In 2010, in an attempt to convey to fellow priests the comprehensive secularisation of western society, Cardinal Francis George, Catholic Archbishop of Chicago, stated,
“I expect to die in bed, my successor will die in prison, and his successor will die a martyr in the public square.”
His point was how a world divorced from God will inevitably come to a harsh end. In reading his quote I was reminded of the statement by George Orwell in his 1940 Notes on the Waywhere he said,
“For two hundred years we had sawed and sawed and sawed at the branch we were sitting on. And in the end, much more suddenly than anyone had foreseen, our efforts were rewarded, and down we came. But unfortunately there had been a little mistake: The thing at the bottom was not a bed of roses after all; it was a cesspool full of barbed wire… So it appears that amputation of the soul isn’t just a simple surgical job, like having your appendix out. The wound has a tendency to go septic.”
In the past week I’ve sat with Karen refugees in a temporary and primitive village nestled in a valley near the Thai-Burmese border, and I’ve sat with over 300 leaders at the Tasmanian Parliamentary Prayer Breakfast. Despite the nearly overwhelming contrasts between the two I was struck by this sobering reality . . . Read More>>>
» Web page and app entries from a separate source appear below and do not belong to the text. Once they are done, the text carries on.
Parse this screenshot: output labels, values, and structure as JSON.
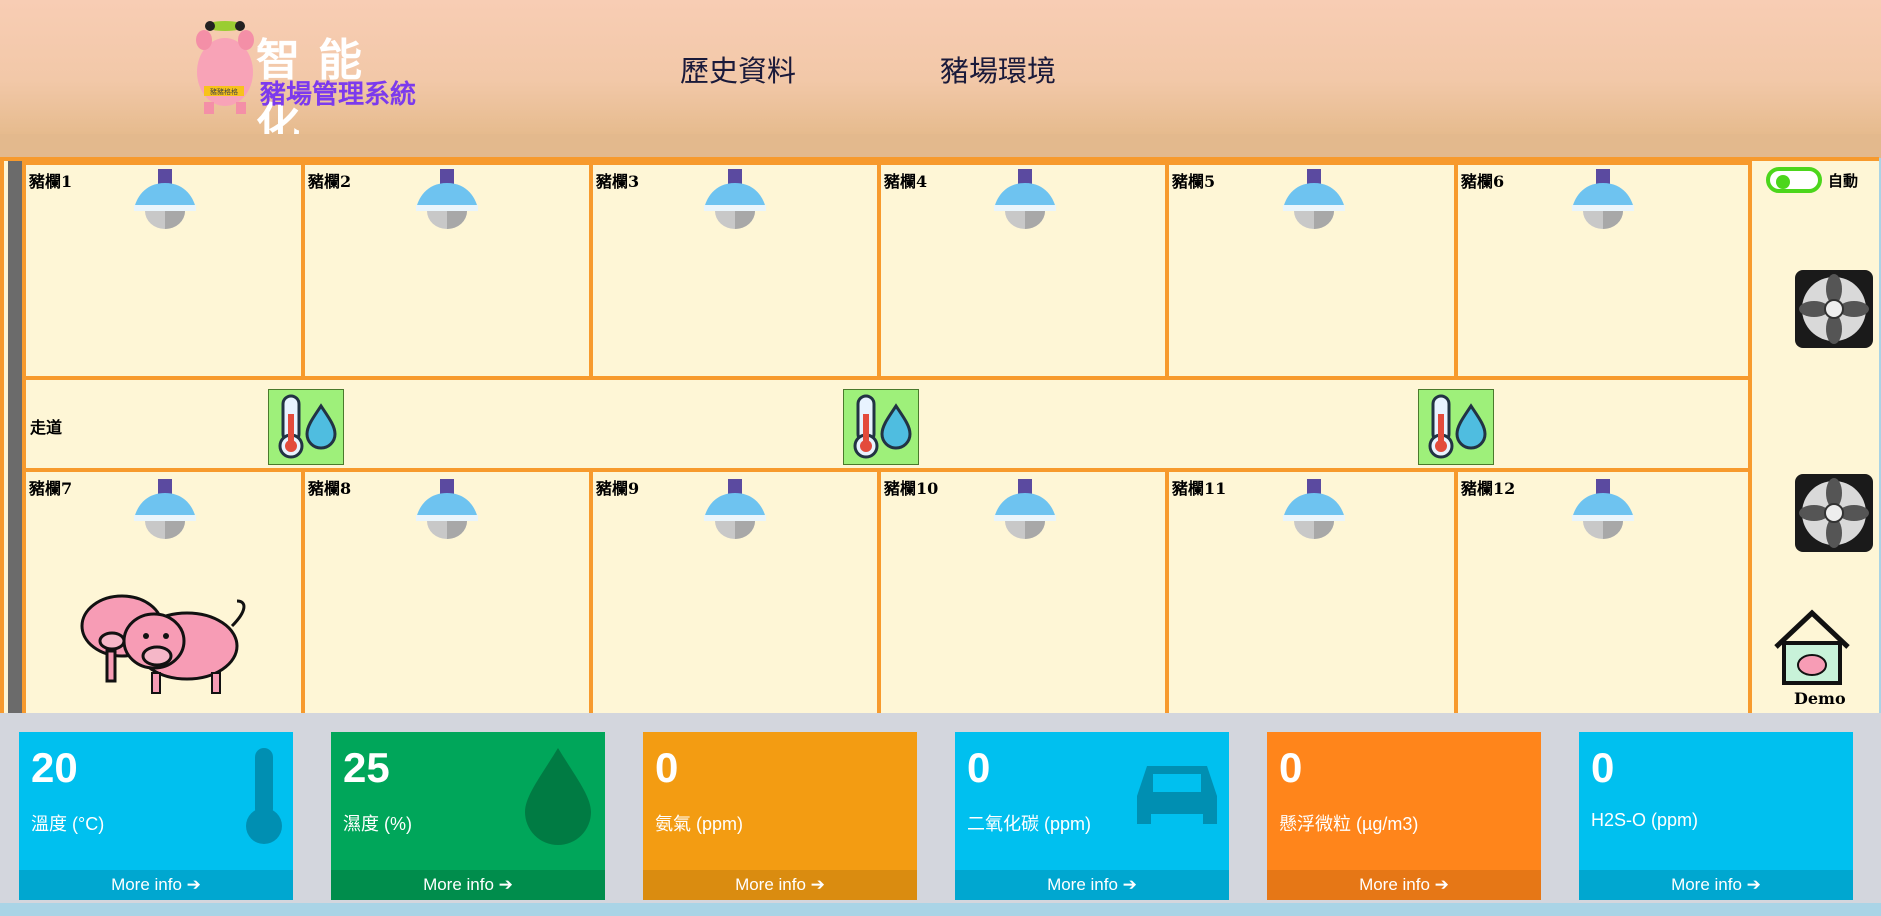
{
  "header": {
    "logo_title": "智能化",
    "logo_subtitle": "豬場管理系統",
    "logo_badge": "豬豬格格",
    "nav": [
      {
        "label": "歷史資料"
      },
      {
        "label": "豬場環境"
      }
    ]
  },
  "farm": {
    "pens_top": [
      "豬欄1",
      "豬欄2",
      "豬欄3",
      "豬欄4",
      "豬欄5",
      "豬欄6"
    ],
    "pens_bottom": [
      "豬欄7",
      "豬欄8",
      "豬欄9",
      "豬欄10",
      "豬欄11",
      "豬欄12"
    ],
    "corridor_label": "走道",
    "auto_label": "自動",
    "demo_label": "Demo"
  },
  "cards": [
    {
      "value": "20",
      "label": "溫度 (°C)",
      "footer": "More info",
      "color": "#00c0ef",
      "footer_color": "#00a7d0",
      "icon": "thermometer-icon"
    },
    {
      "value": "25",
      "label": "濕度 (%)",
      "footer": "More info",
      "color": "#00a65a",
      "footer_color": "#008d4c",
      "icon": "droplet-icon"
    },
    {
      "value": "0",
      "label": "氨氣 (ppm)",
      "footer": "More info",
      "color": "#f39c12",
      "footer_color": "#da8c10",
      "icon": ""
    },
    {
      "value": "0",
      "label": "二氧化碳 (ppm)",
      "footer": "More info",
      "color": "#00c0ef",
      "footer_color": "#00a7d0",
      "icon": "car-icon"
    },
    {
      "value": "0",
      "label": "懸浮微粒 (µg/m3)",
      "footer": "More info",
      "color": "#ff851b",
      "footer_color": "#e67716",
      "icon": ""
    },
    {
      "value": "0",
      "label": "H2S-O (ppm)",
      "footer": "More info",
      "color": "#00c0ef",
      "footer_color": "#00a7d0",
      "icon": ""
    }
  ]
}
I believe to be one of the most important themes in the Book of Acts is the sovereignty of God.
While some read Acts as if it is a manual for church life or church growth, (although there are things to learn about these) closer inspection reveals this is not Luke’s purpose in writing the story of the early church. Luke does not set out to describe how the early Christians got things right and in doing so forced God to act, rather, he tells the story of broken, flawed and fallen saints, just like you and me, through whom God worked in spite of their human failures. And even when they do appear to get things right, God often carries out his purposes in new, different and unexpected ways. Luke begins exploring this theme right at the beginning in Acts 1. Here, 120 followers of Jesus look for a replacement for Judas, who is now dead. Although Matthias is chosen, Luke never mentions him again in his writings. It is Saul, introduced in Acts 8 and converted in Acts 9; who then undergoes a name change to Paul in Acts 13; who ultimately fulfils the task of apostle and is the driving force behind the gospel’s acceptance by Gentiles. The man-made-made choice in Acts 1, is overturned by God in Acts 13. Similarly Stephen and Philip, two of those chosen in Acts 6 to be deacons to care for widows, become more effective evangelists than the apostles they were appointed to assist. And then, despite the fact that Jesus told his disciples they would be witnesses in Jerusalem, Judea, Samaria and right across the world (Acts 1:8), it is not their initiative but the persecution described in Acts 8 following the death of Stephen, that finally gets them out of Jerusalem. They took no initiative at all, but God used persecution to get them moving. Obviously there isn’t the space to explore all the examples of human failings in Acts, but these few serve to illustrate that Luke does not give us a formula that we can follow to get the results we desire. There is no simple pattern outlined that we are to follow that will ensure a church grows – just as there is no pattern to follow ensuring we receive the power of the Spirit as happened at Pentecost. One of the primary purposes of the Book of Acts is to show the story of God at work. Luke starts his account before the birth of the church and follows its growth through persecution until it reaches the capital of the known world, Rome. Throughout the story Paul illustrates how God acts the way he wants, when he wants, and no one can thwart his purposes. Then even when the church appears to get it right, God retains the right to do it his own way. Working through the Book of Acts, the reader comes back again and again to this theme of the sovereignty of God. There are no formulas, no patterns, no manuals, just a loving God, at work in his world, drawing people to himself. Can you think of times in your life when, despite your own poor efforts, God turned up anyway? If so, Id love to hear about them! Stephen L Baxter